In addition to the top prize of £1000 (plus £750 for the winner’s school), judged by an expert panel, the person whose entry receives the most votes can choose their prize from a list for runners up which includes a tandem skydive and a European travel pass.

Entries can be submitted either through the website or via Instagram (using #7030ByMe).

To enter the contest or read about WAVE’s 70/30 Campaign visit www.70-30.org.uk

Sam Lawes

WAVE Trust

Action needed to end smuggling

Dogs Trust is calling on the public to help put an end to illegal puppy smuggling after an undercover investigation revealed shocking and continued abuse of the Pet Travel Scheme.

Puppies, some that are as young as four weeks’ old are still being subjected to horrifying journeys across Central and Eastern Europe and smuggled into Great Britain to be sold to unsuspecting members of the public, many sick and without the right vaccinations.

After working tirelessly to bring the issue of puppy smuggling up the Government’s agenda, there remains a reluctance to acknowledge the scale of the problem or to implement any effective change.

Urgent action is needed to help transform the lives of these poor puppies.

Dogs Trust is asking people to show their support by writing to their own MP to ask them to support our campaign by writing to the Minister for Animal Welfare.

They can visit www.puppysmuggling.org.uk to find out how to help.

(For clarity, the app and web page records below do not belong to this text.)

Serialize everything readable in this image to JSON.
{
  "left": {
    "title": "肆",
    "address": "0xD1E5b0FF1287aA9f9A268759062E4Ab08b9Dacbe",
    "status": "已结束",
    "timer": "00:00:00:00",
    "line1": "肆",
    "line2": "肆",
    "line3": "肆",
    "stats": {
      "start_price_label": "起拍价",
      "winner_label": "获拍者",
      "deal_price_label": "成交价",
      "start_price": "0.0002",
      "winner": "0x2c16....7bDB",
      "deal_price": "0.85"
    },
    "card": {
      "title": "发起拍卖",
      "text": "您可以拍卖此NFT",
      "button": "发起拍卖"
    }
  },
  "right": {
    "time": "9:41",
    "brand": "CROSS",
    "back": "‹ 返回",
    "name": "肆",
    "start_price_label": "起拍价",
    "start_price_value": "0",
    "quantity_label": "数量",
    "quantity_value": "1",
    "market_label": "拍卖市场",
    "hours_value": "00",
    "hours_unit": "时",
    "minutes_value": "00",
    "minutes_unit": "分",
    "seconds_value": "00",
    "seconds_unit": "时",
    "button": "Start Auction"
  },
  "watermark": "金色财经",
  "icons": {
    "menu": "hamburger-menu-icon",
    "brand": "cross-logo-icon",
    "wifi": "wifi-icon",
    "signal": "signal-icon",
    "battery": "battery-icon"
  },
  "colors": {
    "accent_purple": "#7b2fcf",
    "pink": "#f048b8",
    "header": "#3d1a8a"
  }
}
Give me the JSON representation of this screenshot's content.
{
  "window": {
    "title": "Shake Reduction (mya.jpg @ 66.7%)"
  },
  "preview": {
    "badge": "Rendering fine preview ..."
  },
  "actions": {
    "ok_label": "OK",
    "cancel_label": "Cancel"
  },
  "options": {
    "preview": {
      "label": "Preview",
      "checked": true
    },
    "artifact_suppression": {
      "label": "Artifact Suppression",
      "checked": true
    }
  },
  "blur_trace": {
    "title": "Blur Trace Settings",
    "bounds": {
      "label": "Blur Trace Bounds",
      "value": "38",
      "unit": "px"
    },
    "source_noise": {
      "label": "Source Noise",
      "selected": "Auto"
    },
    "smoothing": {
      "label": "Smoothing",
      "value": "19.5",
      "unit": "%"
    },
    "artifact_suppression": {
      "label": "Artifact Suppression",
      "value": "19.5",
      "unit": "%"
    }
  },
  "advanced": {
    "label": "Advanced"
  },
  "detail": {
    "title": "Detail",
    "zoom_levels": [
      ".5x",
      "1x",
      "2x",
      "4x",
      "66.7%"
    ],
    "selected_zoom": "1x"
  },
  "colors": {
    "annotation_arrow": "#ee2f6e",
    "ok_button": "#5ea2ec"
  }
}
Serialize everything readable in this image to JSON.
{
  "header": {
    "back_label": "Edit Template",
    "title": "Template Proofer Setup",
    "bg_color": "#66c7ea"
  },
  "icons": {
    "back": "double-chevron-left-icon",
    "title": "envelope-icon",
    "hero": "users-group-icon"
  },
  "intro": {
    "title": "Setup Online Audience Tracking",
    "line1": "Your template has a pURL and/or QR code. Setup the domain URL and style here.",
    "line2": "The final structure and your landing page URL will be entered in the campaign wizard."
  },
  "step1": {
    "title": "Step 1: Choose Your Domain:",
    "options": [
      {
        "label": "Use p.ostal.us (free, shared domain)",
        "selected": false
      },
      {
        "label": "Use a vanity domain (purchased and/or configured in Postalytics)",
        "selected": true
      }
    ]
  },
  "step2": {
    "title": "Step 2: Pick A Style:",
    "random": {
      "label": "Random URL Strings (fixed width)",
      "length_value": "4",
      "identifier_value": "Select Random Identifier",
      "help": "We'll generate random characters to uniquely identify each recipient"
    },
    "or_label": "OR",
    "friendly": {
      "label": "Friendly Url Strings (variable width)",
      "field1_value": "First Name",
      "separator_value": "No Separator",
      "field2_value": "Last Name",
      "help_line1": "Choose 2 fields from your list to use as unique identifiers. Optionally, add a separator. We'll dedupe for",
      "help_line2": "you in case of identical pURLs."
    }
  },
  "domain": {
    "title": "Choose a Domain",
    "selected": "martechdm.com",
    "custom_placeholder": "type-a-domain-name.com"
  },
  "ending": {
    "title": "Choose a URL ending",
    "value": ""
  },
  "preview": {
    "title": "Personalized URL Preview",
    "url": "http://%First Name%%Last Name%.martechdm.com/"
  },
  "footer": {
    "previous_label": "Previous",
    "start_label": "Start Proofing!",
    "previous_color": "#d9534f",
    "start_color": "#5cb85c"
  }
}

The campaign is backed by television and radio personality, Dermot O’ Leary.

Paula Boyden

Veterinary director

Dogs Trust